The Beef: The storyline, dominated by a whiny Dakota Fanning as Cherie Currie, was less a raw depiction of the impact the all-girl group had on rock history than an uninspiring documentation of Currie’s involvement in the band.
The High: The music and costumes were kick-ass. Coked-out Kristen Stewart was strikingly dynamic as Joan Jett, considering the minute role she was given.
Random: The love scene between Currie and Jett was boring and awkward: cross-cutting between extreme close-ups of eyes does not a sex scene make.
The Verdict: For a director known her grungy music videos, it strikes me odd that The Runaways is such tame representation of the cut-throat world of 1970s rock. With poor direction and lackluster writing by Sigismondi, what this film really needs is a healthy overdose of all-in, balls-out rock n’ fuckin roll.
1. Kathryn Bigelow - Her 2010 Oscar win for Best Director not only made history, but inspired female filmmakers all over the world to aim for the top. Plus, she’s also a talented painter, and that’s just seriously cool. Credits: The Hurt Locker, Point Break, Near Dark.
2. Catherine Hardwicke - Starting out as a production designer, Hardwicke went on to break the record for the biggest box office opening ever for a female director with the 2008 blockbuster, Twilight. Her first venture into directing was with her award-winning film, Thirteen, which she co-wrote with actress Nikki Reed. Hardwicke literally proves that women can rake in the big bucks. Credits: Twilight, Lords of Dogtown, Thirteen.
3. Jane Campion - Originally hailing from New Zealand, the award-winning Campion was the second of only four women in history to be nominated for a Best Director Oscar. She is the proud owner of two Palme d’Or awards from Cannes, one for her short film Peel and the other for the influential 1993 film, The Piano. She is specifically noted for her astonishing talent as a sound designer. Credits: Bright Star, In the Cut, The Portrait of a Lady, The Piano.
4. Maya Deren - The one who started it all. Maya Deren is considered to be one of the most influential figures in Women’s Cinema and American avant-garde filmmaking. Her 1943 experimental film, Meshes of the Afternoon, which she co-directed with her husband, revolutionized new American cinema and was influential to countless other films including David Lynch’s Lost Highway and Inland Empire.
5. Drew Barrymore - A newcomer to the scene, child-star Drew Barrymore made her directing debut in 2009 with the coming of age roller derby flick, Whip It. During the summer of 2009, she was being considered by Summit Entertainment to direct the third installment of the Twilight Saga, Eclipse, however the job went to more experienced horror director, David Slade.
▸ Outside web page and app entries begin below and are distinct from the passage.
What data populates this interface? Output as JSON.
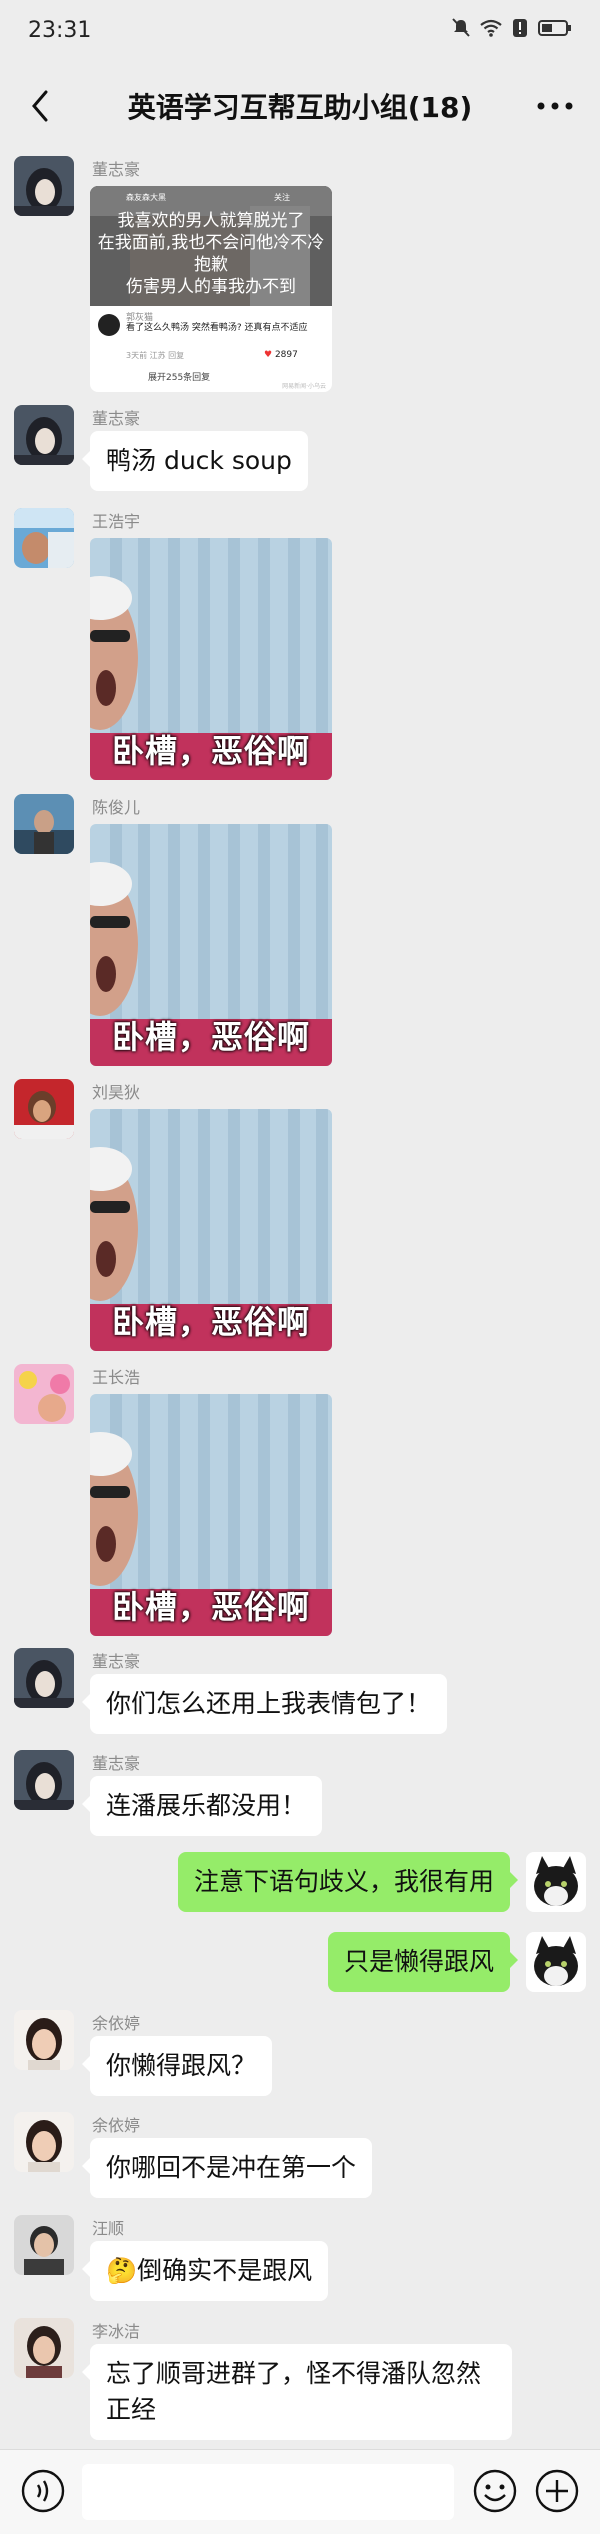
{
  "status": {
    "time": "23:31"
  },
  "header": {
    "title": "英语学习互帮互助小组(18)"
  },
  "card": {
    "topbar_left": "森友森大黑",
    "topbar_follow": "关注",
    "overlay_lines": [
      "我喜欢的男人就算脱光了",
      "在我面前,我也不会问他冷不冷",
      "抱歉",
      "伤害男人的事我办不到"
    ],
    "commenter": "郭灰猫",
    "comment": "看了这么久鸭汤 突然看鸭汤? 还真有点不适应",
    "meta": "3天前 江苏   回复",
    "likes": "2897",
    "expand": "展开255条回复",
    "watermark": "网易新闻·小乌云"
  },
  "sticker_caption": "卧槽，恶俗啊",
  "messages": [
    {
      "sender": "董志豪",
      "kind": "card"
    },
    {
      "sender": "董志豪",
      "text": "鸭汤 duck soup"
    },
    {
      "sender": "王浩宇",
      "kind": "sticker"
    },
    {
      "sender": "陈俊儿",
      "kind": "sticker"
    },
    {
      "sender": "刘昊狄",
      "kind": "sticker"
    },
    {
      "sender": "王长浩",
      "kind": "sticker"
    },
    {
      "sender": "董志豪",
      "text": "你们怎么还用上我表情包了！"
    },
    {
      "sender": "董志豪",
      "text": "连潘展乐都没用！"
    },
    {
      "sender": "",
      "text": "注意下语句歧义，我很有用"
    },
    {
      "sender": "",
      "text": "只是懒得跟风"
    },
    {
      "sender": "余依婷",
      "text": "你懒得跟风？"
    },
    {
      "sender": "余依婷",
      "text": "你哪回不是冲在第一个"
    },
    {
      "sender": "汪顺",
      "text": "倒确实不是跟风",
      "emoji": "🤔"
    },
    {
      "sender": "李冰洁",
      "text": "忘了顺哥进群了，怪不得潘队忽然正经"
    }
  ],
  "icons": {
    "back": "back-arrow-icon",
    "more": "more-dots-icon",
    "voice": "voice-icon",
    "emoji": "emoji-icon",
    "plus": "plus-icon"
  },
  "colors": {
    "background": "#ededed",
    "self_bubble": "#95ec69",
    "other_bubble": "#ffffff"
  }
}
Hopefully we will see more of Barrymore behind the camera after her underground success with Whip It.
6. Sofia Coppola - The third female ever to be nominated for the Best Directing Oscar, Coppola is also known as the youngest female to ever be nominated for the prestigious award at age thirty-two. Getting her start in acting by starring in her father’s (Francis Ford Coppola) films, she is famous for her multiple talents as director, producer, screenwriter, actress, and model. Credits: Marie Antoinette, Lost in Translation, The Virgin Suicides.